The Wine Merchant issue 29 p1Just about every issue of The Wine Merchant includes some criticism of suppliers from their independent customers. Issue 29 is no different, except that for once we’ve given suppliers the chance to have their say about retailers.

It’s not a mere exercise in mud-raking. The relationship between importers and merchants is generally pretty strong, based on mutual respect and understanding. But that doesn’t mean suppliers don’t think some independents could do things better. Or that independents won’t benefit by listening to their concerns.

Our conversations with suppliers revealed some familiar bugbears: late payment, wine left cooking in windows, and unrealistic expectations about the level of supplier support. But one topic came up more than any of these niggles. There is a sense – particularly among the smaller suppliers – that independents just aren’t adventurous enough with their ranges.

As one supplier put it: independents should have more time for businesses that share their values, and which can offer wines with genuinely specialist characteristics. Too many retailers are playing it safe with wines that are found in large numbers across the UK, and not giving enough opportunity to lesser-known countries, regions, producers and varietals.

Is the criticism fair, or just the voice of self-interest?

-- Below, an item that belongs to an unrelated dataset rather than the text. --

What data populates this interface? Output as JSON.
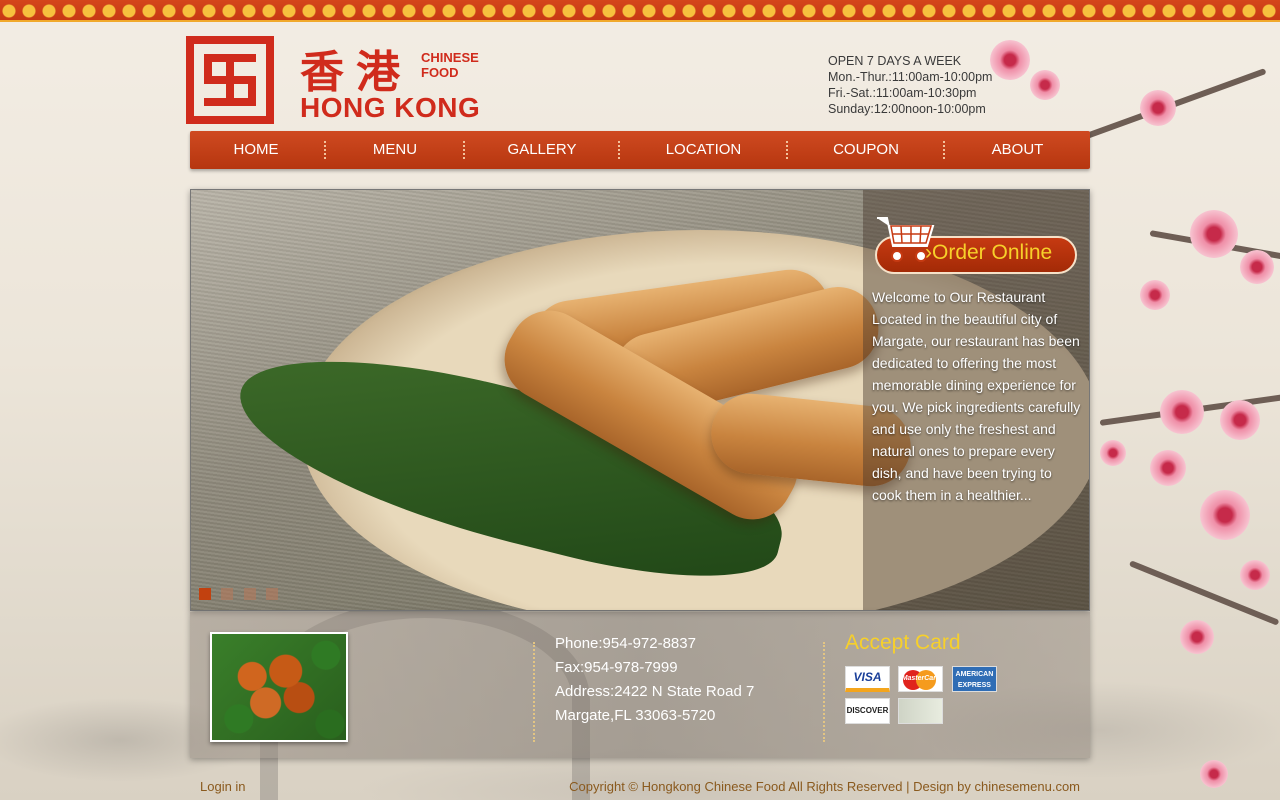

Many independents might agree there is some validity to the suppliers’ argument, but point out (as Richard Shama of Wine Bear does very well in the same issue) that, outside of London, the logistics of dealing with a large number of specialist suppliers are problematic to say the least. It explains why many independents put a lot of eggs in the same basket and choose to deal with a small number of relatively large importers.

The other point is that many merchants are delighted with the service they’re getting from the sector’s big names. At Liberty’s tasting in London last week, the room was teeming with independents. Boutinot’s event this week is likely to be similarly rammed.

The task for smaller, more niche suppliers is to convince independents that they have wines that will deliver sales. They also have to understand the independent mindset and develop, as far as possible, a flexible approach to order terms. It’s already happening, often at local level, as small suppliers forge profitable relationships with merchants in their area. It’s an increasingly crowded and competitive marketplace – but one that has the potential to become even more varied and vibrant.